(Input data begins)

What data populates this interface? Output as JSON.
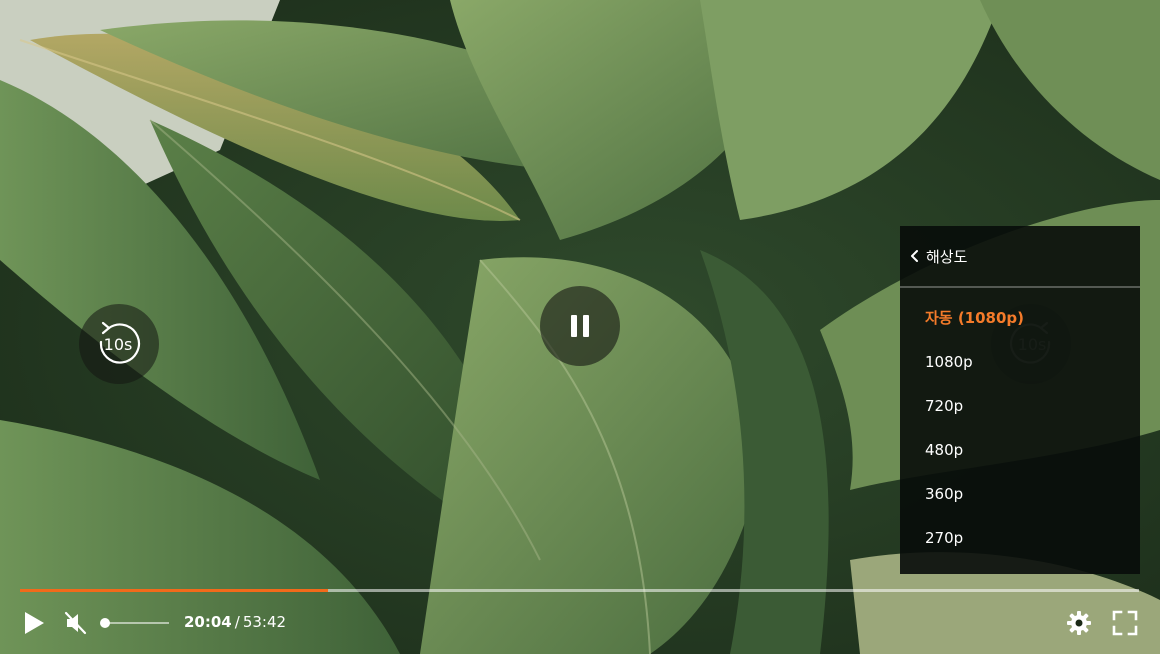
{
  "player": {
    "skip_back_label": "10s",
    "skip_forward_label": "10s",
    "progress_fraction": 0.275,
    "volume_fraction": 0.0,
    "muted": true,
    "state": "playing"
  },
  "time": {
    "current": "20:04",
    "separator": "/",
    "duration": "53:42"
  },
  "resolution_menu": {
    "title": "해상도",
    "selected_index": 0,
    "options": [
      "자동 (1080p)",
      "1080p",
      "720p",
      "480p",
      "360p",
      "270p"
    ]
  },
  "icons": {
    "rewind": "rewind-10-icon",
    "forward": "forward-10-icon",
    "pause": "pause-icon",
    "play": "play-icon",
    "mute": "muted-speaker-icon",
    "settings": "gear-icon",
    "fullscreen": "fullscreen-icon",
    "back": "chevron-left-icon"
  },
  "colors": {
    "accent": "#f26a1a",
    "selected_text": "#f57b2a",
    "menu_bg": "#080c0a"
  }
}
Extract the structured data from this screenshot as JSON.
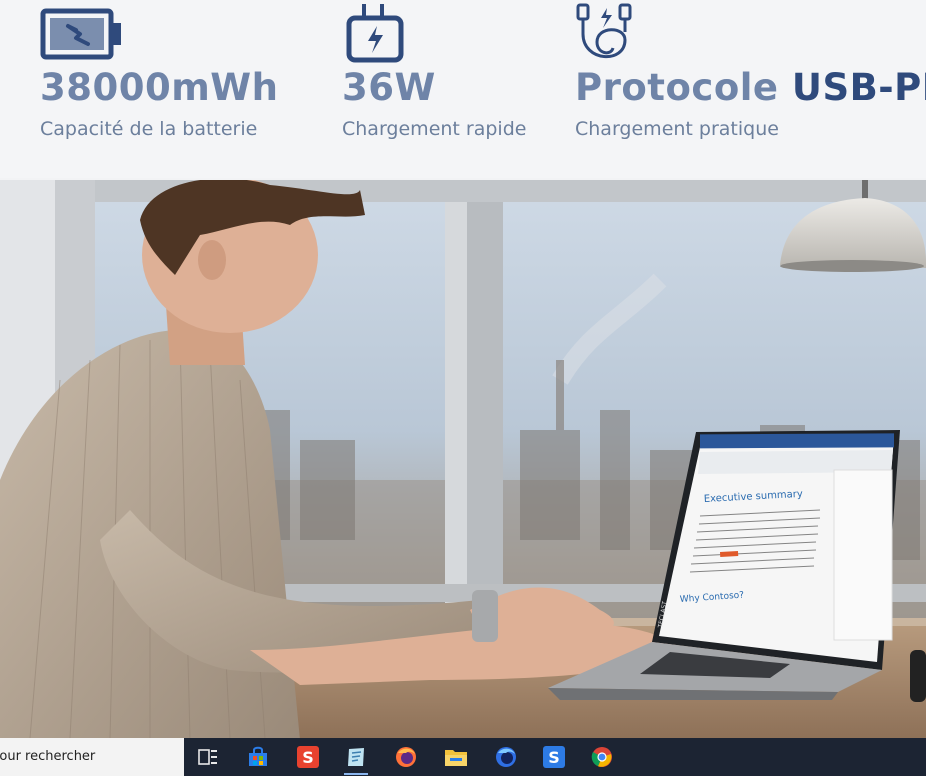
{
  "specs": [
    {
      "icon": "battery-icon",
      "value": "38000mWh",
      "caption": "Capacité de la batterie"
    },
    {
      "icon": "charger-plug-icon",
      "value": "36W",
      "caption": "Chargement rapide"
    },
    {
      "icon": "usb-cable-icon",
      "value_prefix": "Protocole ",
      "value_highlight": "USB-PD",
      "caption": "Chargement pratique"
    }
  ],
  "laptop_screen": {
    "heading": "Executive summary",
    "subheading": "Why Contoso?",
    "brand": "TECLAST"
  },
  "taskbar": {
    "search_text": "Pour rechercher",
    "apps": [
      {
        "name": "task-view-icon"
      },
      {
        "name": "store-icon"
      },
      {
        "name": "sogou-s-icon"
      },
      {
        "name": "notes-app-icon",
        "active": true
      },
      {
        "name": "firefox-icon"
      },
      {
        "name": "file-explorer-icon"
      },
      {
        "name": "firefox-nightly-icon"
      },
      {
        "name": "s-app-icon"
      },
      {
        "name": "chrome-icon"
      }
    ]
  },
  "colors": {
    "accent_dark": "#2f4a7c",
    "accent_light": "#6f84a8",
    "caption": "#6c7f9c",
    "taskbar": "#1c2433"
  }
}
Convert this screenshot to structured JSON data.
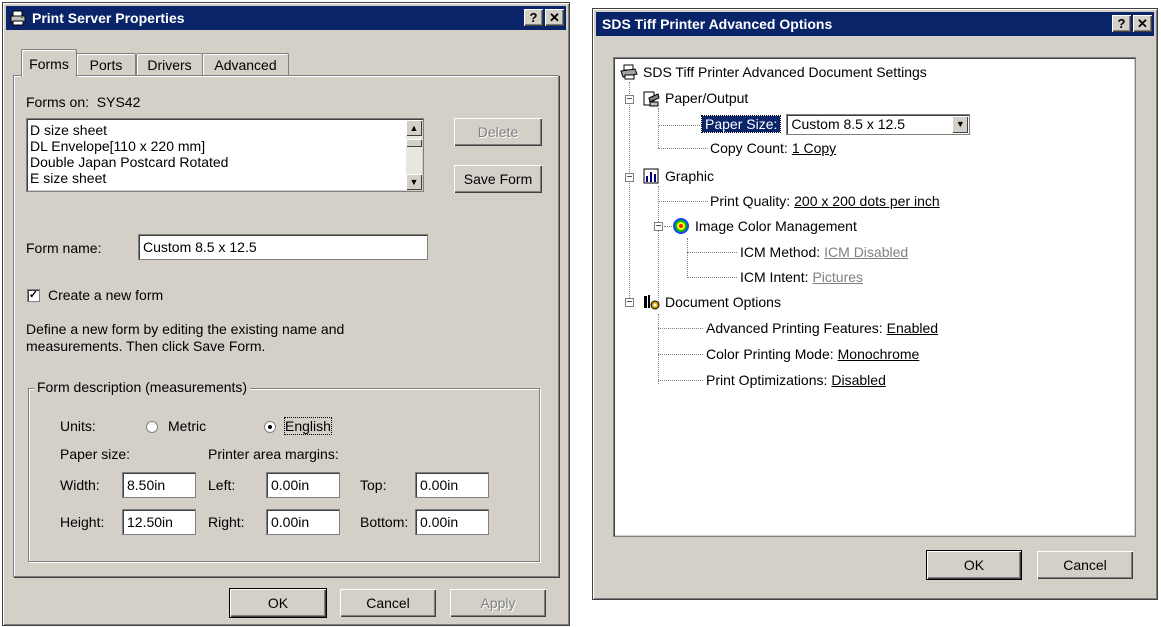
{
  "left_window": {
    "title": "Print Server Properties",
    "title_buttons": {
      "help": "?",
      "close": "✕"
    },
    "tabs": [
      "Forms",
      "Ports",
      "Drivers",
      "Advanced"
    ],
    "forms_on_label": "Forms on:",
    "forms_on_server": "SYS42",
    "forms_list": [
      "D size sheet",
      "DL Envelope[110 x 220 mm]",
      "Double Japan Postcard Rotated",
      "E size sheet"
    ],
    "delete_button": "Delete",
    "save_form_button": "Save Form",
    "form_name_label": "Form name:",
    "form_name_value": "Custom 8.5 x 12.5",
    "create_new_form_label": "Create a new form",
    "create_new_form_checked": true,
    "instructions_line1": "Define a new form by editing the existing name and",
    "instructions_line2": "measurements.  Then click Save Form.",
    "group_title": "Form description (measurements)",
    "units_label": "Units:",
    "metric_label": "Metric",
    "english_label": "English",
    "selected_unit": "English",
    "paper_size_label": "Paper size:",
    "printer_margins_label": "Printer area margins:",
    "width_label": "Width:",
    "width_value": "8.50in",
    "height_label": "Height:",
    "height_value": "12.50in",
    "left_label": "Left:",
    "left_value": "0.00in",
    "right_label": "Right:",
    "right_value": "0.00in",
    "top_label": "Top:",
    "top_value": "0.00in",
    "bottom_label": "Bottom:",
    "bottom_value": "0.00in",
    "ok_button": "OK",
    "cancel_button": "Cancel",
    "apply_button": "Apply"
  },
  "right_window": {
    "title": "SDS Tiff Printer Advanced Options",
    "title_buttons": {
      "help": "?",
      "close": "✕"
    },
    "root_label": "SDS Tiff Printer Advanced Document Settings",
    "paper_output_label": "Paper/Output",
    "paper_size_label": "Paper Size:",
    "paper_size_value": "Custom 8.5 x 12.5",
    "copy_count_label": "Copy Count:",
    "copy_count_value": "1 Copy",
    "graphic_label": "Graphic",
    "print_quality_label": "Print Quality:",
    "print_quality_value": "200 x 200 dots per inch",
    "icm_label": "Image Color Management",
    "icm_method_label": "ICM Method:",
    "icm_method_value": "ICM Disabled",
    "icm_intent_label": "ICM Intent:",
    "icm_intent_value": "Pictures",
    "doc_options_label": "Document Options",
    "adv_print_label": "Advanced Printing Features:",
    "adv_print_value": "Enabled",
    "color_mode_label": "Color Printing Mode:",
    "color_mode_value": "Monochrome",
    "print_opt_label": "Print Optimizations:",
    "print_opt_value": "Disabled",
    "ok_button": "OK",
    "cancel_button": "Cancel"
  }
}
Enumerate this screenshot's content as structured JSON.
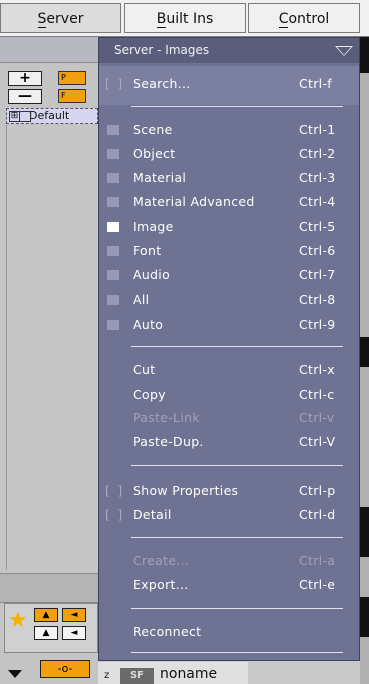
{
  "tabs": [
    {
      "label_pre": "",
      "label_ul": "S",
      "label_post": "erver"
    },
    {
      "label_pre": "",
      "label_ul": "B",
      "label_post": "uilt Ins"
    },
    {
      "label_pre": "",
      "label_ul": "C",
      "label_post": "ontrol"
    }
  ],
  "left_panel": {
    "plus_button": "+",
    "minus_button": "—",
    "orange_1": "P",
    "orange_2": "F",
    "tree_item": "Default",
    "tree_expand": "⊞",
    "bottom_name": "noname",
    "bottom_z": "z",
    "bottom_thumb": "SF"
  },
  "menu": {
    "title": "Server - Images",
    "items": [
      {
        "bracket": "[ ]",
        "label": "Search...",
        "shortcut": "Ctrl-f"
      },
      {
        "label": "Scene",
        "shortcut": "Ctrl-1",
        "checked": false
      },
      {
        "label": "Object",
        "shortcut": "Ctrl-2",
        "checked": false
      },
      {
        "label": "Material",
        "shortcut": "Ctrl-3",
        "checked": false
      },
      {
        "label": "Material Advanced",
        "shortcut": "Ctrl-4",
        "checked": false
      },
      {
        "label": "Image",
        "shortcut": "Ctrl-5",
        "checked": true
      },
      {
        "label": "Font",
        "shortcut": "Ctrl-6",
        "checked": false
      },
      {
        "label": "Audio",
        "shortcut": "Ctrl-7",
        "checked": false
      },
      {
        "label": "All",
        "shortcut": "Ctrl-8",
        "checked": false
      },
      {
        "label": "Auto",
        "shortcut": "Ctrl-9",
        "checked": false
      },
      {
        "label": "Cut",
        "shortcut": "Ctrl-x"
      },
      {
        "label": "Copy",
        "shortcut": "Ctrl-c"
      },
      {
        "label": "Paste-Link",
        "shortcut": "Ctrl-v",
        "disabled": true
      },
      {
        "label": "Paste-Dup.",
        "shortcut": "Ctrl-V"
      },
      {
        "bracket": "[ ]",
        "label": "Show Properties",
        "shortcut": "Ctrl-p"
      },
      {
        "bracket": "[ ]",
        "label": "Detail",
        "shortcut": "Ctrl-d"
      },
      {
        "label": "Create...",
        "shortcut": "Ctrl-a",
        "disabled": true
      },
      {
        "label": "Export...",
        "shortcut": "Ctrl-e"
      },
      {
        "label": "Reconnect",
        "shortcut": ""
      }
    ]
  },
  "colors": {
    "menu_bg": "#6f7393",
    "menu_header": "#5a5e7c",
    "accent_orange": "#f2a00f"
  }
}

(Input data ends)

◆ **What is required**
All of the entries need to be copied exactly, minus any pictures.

◆ **Answer section**
What data populates this interface? Output as JSON.
{
  "player": {
    "skip_back_label": "10s",
    "skip_forward_label": "10s",
    "progress_fraction": 0.275,
    "volume_fraction": 0.0,
    "muted": true,
    "state": "playing"
  },
  "time": {
    "current": "20:04",
    "separator": "/",
    "duration": "53:42"
  },
  "resolution_menu": {
    "title": "해상도",
    "selected_index": 0,
    "options": [
      "자동 (1080p)",
      "1080p",
      "720p",
      "480p",
      "360p",
      "270p"
    ]
  },
  "icons": {
    "rewind": "rewind-10-icon",
    "forward": "forward-10-icon",
    "pause": "pause-icon",
    "play": "play-icon",
    "mute": "muted-speaker-icon",
    "settings": "gear-icon",
    "fullscreen": "fullscreen-icon",
    "back": "chevron-left-icon"
  },
  "colors": {
    "accent": "#f26a1a",
    "selected_text": "#f57b2a",
    "menu_bg": "#080c0a"
  }
}
Extract the structured data from this screenshot as JSON.
{
  "specs": [
    {
      "icon": "battery-icon",
      "value": "38000mWh",
      "caption": "Capacité de la batterie"
    },
    {
      "icon": "charger-plug-icon",
      "value": "36W",
      "caption": "Chargement rapide"
    },
    {
      "icon": "usb-cable-icon",
      "value_prefix": "Protocole ",
      "value_highlight": "USB-PD",
      "caption": "Chargement pratique"
    }
  ],
  "laptop_screen": {
    "heading": "Executive summary",
    "subheading": "Why Contoso?",
    "brand": "TECLAST"
  },
  "taskbar": {
    "search_text": "Pour rechercher",
    "apps": [
      {
        "name": "task-view-icon"
      },
      {
        "name": "store-icon"
      },
      {
        "name": "sogou-s-icon"
      },
      {
        "name": "notes-app-icon",
        "active": true
      },
      {
        "name": "firefox-icon"
      },
      {
        "name": "file-explorer-icon"
      },
      {
        "name": "firefox-nightly-icon"
      },
      {
        "name": "s-app-icon"
      },
      {
        "name": "chrome-icon"
      }
    ]
  },
  "colors": {
    "accent_dark": "#2f4a7c",
    "accent_light": "#6f84a8",
    "caption": "#6c7f9c",
    "taskbar": "#1c2433"
  }
}
Convert this screenshot to structured JSON data.
{
  "left_window": {
    "title": "Print Server Properties",
    "title_buttons": {
      "help": "?",
      "close": "✕"
    },
    "tabs": [
      "Forms",
      "Ports",
      "Drivers",
      "Advanced"
    ],
    "forms_on_label": "Forms on:",
    "forms_on_server": "SYS42",
    "forms_list": [
      "D size sheet",
      "DL Envelope[110 x 220 mm]",
      "Double Japan Postcard Rotated",
      "E size sheet"
    ],
    "delete_button": "Delete",
    "save_form_button": "Save Form",
    "form_name_label": "Form name:",
    "form_name_value": "Custom 8.5 x 12.5",
    "create_new_form_label": "Create a new form",
    "create_new_form_checked": true,
    "instructions_line1": "Define a new form by editing the existing name and",
    "instructions_line2": "measurements.  Then click Save Form.",
    "group_title": "Form description (measurements)",
    "units_label": "Units:",
    "metric_label": "Metric",
    "english_label": "English",
    "selected_unit": "English",
    "paper_size_label": "Paper size:",
    "printer_margins_label": "Printer area margins:",
    "width_label": "Width:",
    "width_value": "8.50in",
    "height_label": "Height:",
    "height_value": "12.50in",
    "left_label": "Left:",
    "left_value": "0.00in",
    "right_label": "Right:",
    "right_value": "0.00in",
    "top_label": "Top:",
    "top_value": "0.00in",
    "bottom_label": "Bottom:",
    "bottom_value": "0.00in",
    "ok_button": "OK",
    "cancel_button": "Cancel",
    "apply_button": "Apply"
  },
  "right_window": {
    "title": "SDS Tiff Printer Advanced Options",
    "title_buttons": {
      "help": "?",
      "close": "✕"
    },
    "root_label": "SDS Tiff Printer Advanced Document Settings",
    "paper_output_label": "Paper/Output",
    "paper_size_label": "Paper Size:",
    "paper_size_value": "Custom 8.5 x 12.5",
    "copy_count_label": "Copy Count:",
    "copy_count_value": "1 Copy",
    "graphic_label": "Graphic",
    "print_quality_label": "Print Quality:",
    "print_quality_value": "200 x 200 dots per inch",
    "icm_label": "Image Color Management",
    "icm_method_label": "ICM Method:",
    "icm_method_value": "ICM Disabled",
    "icm_intent_label": "ICM Intent:",
    "icm_intent_value": "Pictures",
    "doc_options_label": "Document Options",
    "adv_print_label": "Advanced Printing Features:",
    "adv_print_value": "Enabled",
    "color_mode_label": "Color Printing Mode:",
    "color_mode_value": "Monochrome",
    "print_opt_label": "Print Optimizations:",
    "print_opt_value": "Disabled",
    "ok_button": "OK",
    "cancel_button": "Cancel"
  }
}
Enumerate this screenshot's content as structured JSON.
{
  "tabs": [
    {
      "label_pre": "",
      "label_ul": "S",
      "label_post": "erver"
    },
    {
      "label_pre": "",
      "label_ul": "B",
      "label_post": "uilt Ins"
    },
    {
      "label_pre": "",
      "label_ul": "C",
      "label_post": "ontrol"
    }
  ],
  "left_panel": {
    "plus_button": "+",
    "minus_button": "—",
    "orange_1": "P",
    "orange_2": "F",
    "tree_item": "Default",
    "tree_expand": "⊞",
    "bottom_name": "noname",
    "bottom_z": "z",
    "bottom_thumb": "SF"
  },
  "menu": {
    "title": "Server - Images",
    "items": [
      {
        "bracket": "[ ]",
        "label": "Search...",
        "shortcut": "Ctrl-f"
      },
      {
        "label": "Scene",
        "shortcut": "Ctrl-1",
        "checked": false
      },
      {
        "label": "Object",
        "shortcut": "Ctrl-2",
        "checked": false
      },
      {
        "label": "Material",
        "shortcut": "Ctrl-3",
        "checked": false
      },
      {
        "label": "Material Advanced",
        "shortcut": "Ctrl-4",
        "checked": false
      },
      {
        "label": "Image",
        "shortcut": "Ctrl-5",
        "checked": true
      },
      {
        "label": "Font",
        "shortcut": "Ctrl-6",
        "checked": false
      },
      {
        "label": "Audio",
        "shortcut": "Ctrl-7",
        "checked": false
      },
      {
        "label": "All",
        "shortcut": "Ctrl-8",
        "checked": false
      },
      {
        "label": "Auto",
        "shortcut": "Ctrl-9",
        "checked": false
      },
      {
        "label": "Cut",
        "shortcut": "Ctrl-x"
      },
      {
        "label": "Copy",
        "shortcut": "Ctrl-c"
      },
      {
        "label": "Paste-Link",
        "shortcut": "Ctrl-v",
        "disabled": true
      },
      {
        "label": "Paste-Dup.",
        "shortcut": "Ctrl-V"
      },
      {
        "bracket": "[ ]",
        "label": "Show Properties",
        "shortcut": "Ctrl-p"
      },
      {
        "bracket": "[ ]",
        "label": "Detail",
        "shortcut": "Ctrl-d"
      },
      {
        "label": "Create...",
        "shortcut": "Ctrl-a",
        "disabled": true
      },
      {
        "label": "Export...",
        "shortcut": "Ctrl-e"
      },
      {
        "label": "Reconnect",
        "shortcut": ""
      }
    ]
  },
  "colors": {
    "menu_bg": "#6f7393",
    "menu_header": "#5a5e7c",
    "accent_orange": "#f2a00f"
  }
}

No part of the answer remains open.